Using the listing below, report all lines holding the word "Squad".
=== Section Start ===
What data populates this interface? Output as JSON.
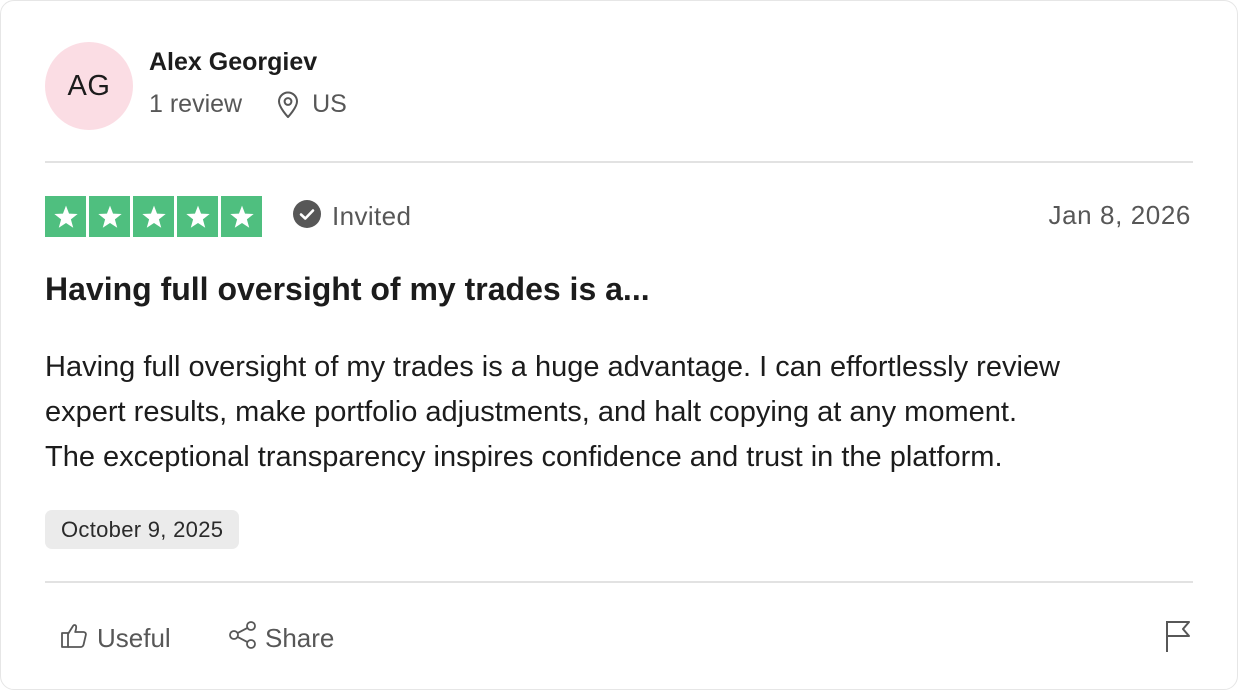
{
  "reviewer": {
    "initials": "AG",
    "name": "Alex Georgiev",
    "review_count": "1 review",
    "country": "US",
    "avatar_color": "#fbdde4"
  },
  "rating": {
    "stars": 5,
    "max_stars": 5,
    "star_color": "#4fbf7f",
    "invited_label": "Invited",
    "invited_icon": "check-circle-icon",
    "date": "Jan 8, 2026"
  },
  "review": {
    "title": "Having full oversight of my trades is a...",
    "body_lines": [
      "Having full oversight of my trades is a huge advantage. I can effortlessly review",
      "expert results, make portfolio adjustments, and halt copying at any moment.",
      "The exceptional transparency inspires confidence and trust in the platform."
    ],
    "experience_date": "October 9, 2025"
  },
  "actions": {
    "useful_label": "Useful",
    "useful_icon": "thumbs-up-icon",
    "share_label": "Share",
    "share_icon": "share-icon",
    "report_icon": "flag-icon"
  }
}
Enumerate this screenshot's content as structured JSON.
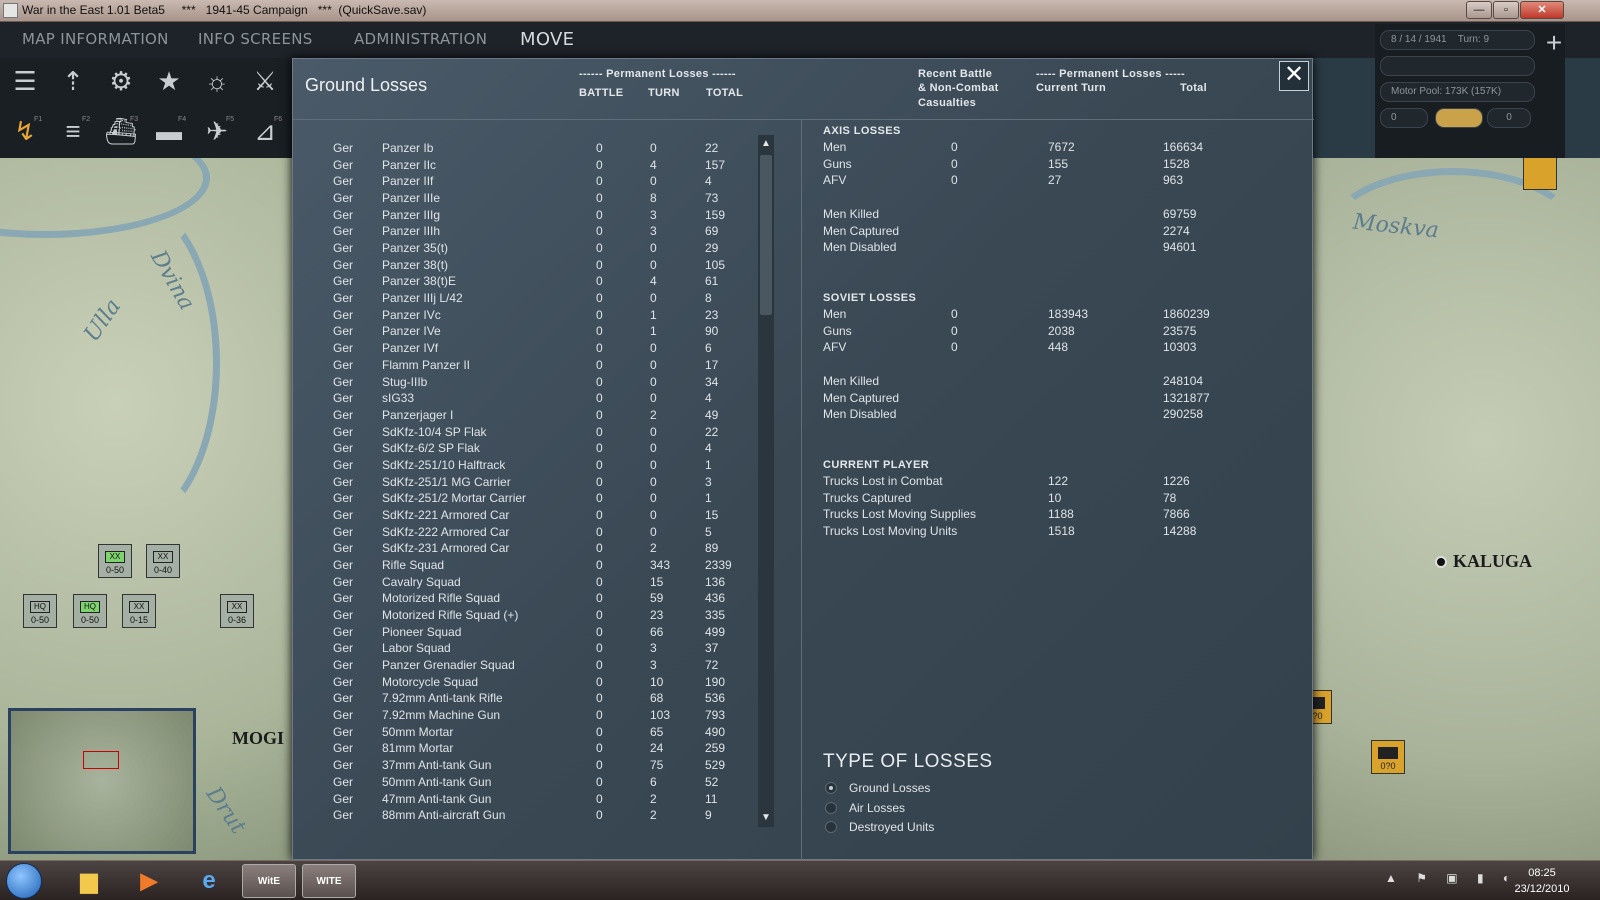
{
  "window": {
    "title": "War in the East 1.01 Beta5     ***   1941-45 Campaign   ***  (QuickSave.sav)",
    "min_label": "—",
    "max_label": "▫",
    "close_label": "✕"
  },
  "menu": {
    "map_info": "MAP INFORMATION",
    "info_screens": "INFO SCREENS",
    "administration": "ADMINISTRATION",
    "move": "MOVE"
  },
  "toolbar": {
    "f1": "F1",
    "f2": "F2",
    "f3": "F3",
    "f4": "F4",
    "f5": "F5",
    "f6": "F6"
  },
  "status": {
    "date": "8 / 14 / 1941",
    "turn": "Turn: 9",
    "motor_pool": "Motor Pool: 173K (157K)",
    "value": "0",
    "small": "0"
  },
  "map": {
    "ulla": "Ulla",
    "dvina": "Dvina",
    "moskva": "Moskva",
    "drut": "Drut",
    "mogi": "MOGI",
    "kaluga": "KALUGA",
    "counters_left": [
      {
        "code": "XX",
        "val": "0-50"
      },
      {
        "code": "XX",
        "val": "0-40"
      },
      {
        "code": "XXX",
        "val": "0-50",
        "hq": "HQ"
      },
      {
        "code": "XXXX",
        "val": "0-50",
        "hq": "HQ"
      },
      {
        "code": "XX",
        "val": "0-15"
      },
      {
        "code": "XX",
        "val": "0-36"
      }
    ],
    "counters_right": [
      {
        "val": "0?0"
      },
      {
        "val": "0?0"
      }
    ]
  },
  "dialog": {
    "title": "Ground Losses",
    "close": "✕",
    "left_header": {
      "group": "------ Permanent Losses ------",
      "battle": "BATTLE",
      "turn": "TURN",
      "total": "TOTAL"
    },
    "right_header": {
      "recent1": "Recent Battle",
      "recent2": "& Non-Combat",
      "recent3": "Casualties",
      "group": "----- Permanent Losses -----",
      "current": "Current Turn",
      "total": "Total"
    },
    "units": [
      [
        "Ger",
        "Panzer Ib",
        "0",
        "0",
        "22"
      ],
      [
        "Ger",
        "Panzer IIc",
        "0",
        "4",
        "157"
      ],
      [
        "Ger",
        "Panzer IIf",
        "0",
        "0",
        "4"
      ],
      [
        "Ger",
        "Panzer IIIe",
        "0",
        "8",
        "73"
      ],
      [
        "Ger",
        "Panzer IIIg",
        "0",
        "3",
        "159"
      ],
      [
        "Ger",
        "Panzer IIIh",
        "0",
        "3",
        "69"
      ],
      [
        "Ger",
        "Panzer 35(t)",
        "0",
        "0",
        "29"
      ],
      [
        "Ger",
        "Panzer 38(t)",
        "0",
        "0",
        "105"
      ],
      [
        "Ger",
        "Panzer 38(t)E",
        "0",
        "4",
        "61"
      ],
      [
        "Ger",
        "Panzer IIIj L/42",
        "0",
        "0",
        "8"
      ],
      [
        "Ger",
        "Panzer IVc",
        "0",
        "1",
        "23"
      ],
      [
        "Ger",
        "Panzer IVe",
        "0",
        "1",
        "90"
      ],
      [
        "Ger",
        "Panzer IVf",
        "0",
        "0",
        "6"
      ],
      [
        "Ger",
        "Flamm Panzer II",
        "0",
        "0",
        "17"
      ],
      [
        "Ger",
        "Stug-IIIb",
        "0",
        "0",
        "34"
      ],
      [
        "Ger",
        "sIG33",
        "0",
        "0",
        "4"
      ],
      [
        "Ger",
        "Panzerjager I",
        "0",
        "2",
        "49"
      ],
      [
        "Ger",
        "SdKfz-10/4 SP Flak",
        "0",
        "0",
        "22"
      ],
      [
        "Ger",
        "SdKfz-6/2 SP Flak",
        "0",
        "0",
        "4"
      ],
      [
        "Ger",
        "SdKfz-251/10 Halftrack",
        "0",
        "0",
        "1"
      ],
      [
        "Ger",
        "SdKfz-251/1 MG Carrier",
        "0",
        "0",
        "3"
      ],
      [
        "Ger",
        "SdKfz-251/2 Mortar Carrier",
        "0",
        "0",
        "1"
      ],
      [
        "Ger",
        "SdKfz-221 Armored Car",
        "0",
        "0",
        "15"
      ],
      [
        "Ger",
        "SdKfz-222 Armored Car",
        "0",
        "0",
        "5"
      ],
      [
        "Ger",
        "SdKfz-231 Armored Car",
        "0",
        "2",
        "89"
      ],
      [
        "Ger",
        "Rifle Squad",
        "0",
        "343",
        "2339"
      ],
      [
        "Ger",
        "Cavalry Squad",
        "0",
        "15",
        "136"
      ],
      [
        "Ger",
        "Motorized Rifle Squad",
        "0",
        "59",
        "436"
      ],
      [
        "Ger",
        "Motorized Rifle Squad (+)",
        "0",
        "23",
        "335"
      ],
      [
        "Ger",
        "Pioneer Squad",
        "0",
        "66",
        "499"
      ],
      [
        "Ger",
        "Labor Squad",
        "0",
        "3",
        "37"
      ],
      [
        "Ger",
        "Panzer Grenadier Squad",
        "0",
        "3",
        "72"
      ],
      [
        "Ger",
        "Motorcycle Squad",
        "0",
        "10",
        "190"
      ],
      [
        "Ger",
        "7.92mm Anti-tank Rifle",
        "0",
        "68",
        "536"
      ],
      [
        "Ger",
        "7.92mm Machine Gun",
        "0",
        "103",
        "793"
      ],
      [
        "Ger",
        "50mm Mortar",
        "0",
        "65",
        "490"
      ],
      [
        "Ger",
        "81mm Mortar",
        "0",
        "24",
        "259"
      ],
      [
        "Ger",
        "37mm Anti-tank Gun",
        "0",
        "75",
        "529"
      ],
      [
        "Ger",
        "50mm Anti-tank Gun",
        "0",
        "6",
        "52"
      ],
      [
        "Ger",
        "47mm Anti-tank Gun",
        "0",
        "2",
        "11"
      ],
      [
        "Ger",
        "88mm Anti-aircraft Gun",
        "0",
        "2",
        "9"
      ]
    ],
    "axis_title": "AXIS LOSSES",
    "axis": [
      [
        "Men",
        "0",
        "7672",
        "166634"
      ],
      [
        "Guns",
        "0",
        "155",
        "1528"
      ],
      [
        "AFV",
        "0",
        "27",
        "963"
      ]
    ],
    "axis_detail": [
      [
        "Men Killed",
        "69759"
      ],
      [
        "Men Captured",
        "2274"
      ],
      [
        "Men Disabled",
        "94601"
      ]
    ],
    "soviet_title": "SOVIET LOSSES",
    "soviet": [
      [
        "Men",
        "0",
        "183943",
        "1860239"
      ],
      [
        "Guns",
        "0",
        "2038",
        "23575"
      ],
      [
        "AFV",
        "0",
        "448",
        "10303"
      ]
    ],
    "soviet_detail": [
      [
        "Men Killed",
        "248104"
      ],
      [
        "Men Captured",
        "1321877"
      ],
      [
        "Men Disabled",
        "290258"
      ]
    ],
    "player_title": "CURRENT PLAYER",
    "player": [
      [
        "Trucks Lost in Combat",
        "122",
        "1226"
      ],
      [
        "Trucks Captured",
        "10",
        "78"
      ],
      [
        "Trucks Lost Moving Supplies",
        "1188",
        "7866"
      ],
      [
        "Trucks Lost Moving Units",
        "1518",
        "14288"
      ]
    ],
    "type_title": "TYPE OF LOSSES",
    "types": [
      {
        "label": "Ground Losses",
        "selected": true
      },
      {
        "label": "Air Losses",
        "selected": false
      },
      {
        "label": "Destroyed Units",
        "selected": false
      }
    ]
  },
  "taskbar": {
    "app1": "WitE",
    "app2": "WITE",
    "time": "08:25",
    "date": "23/12/2010",
    "tray": "▲ ⚑ ▣ ▮ ◐"
  }
}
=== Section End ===
• _Answer to this problem_
        "Rifle Squad",
        "Cavalry Squad",
        "Motorized Rifle Squad",
        "Motorized Rifle Squad (+)",
        "Pioneer Squad",
        "Labor Squad",
        "Panzer Grenadier Squad",
        "Motorcycle Squad",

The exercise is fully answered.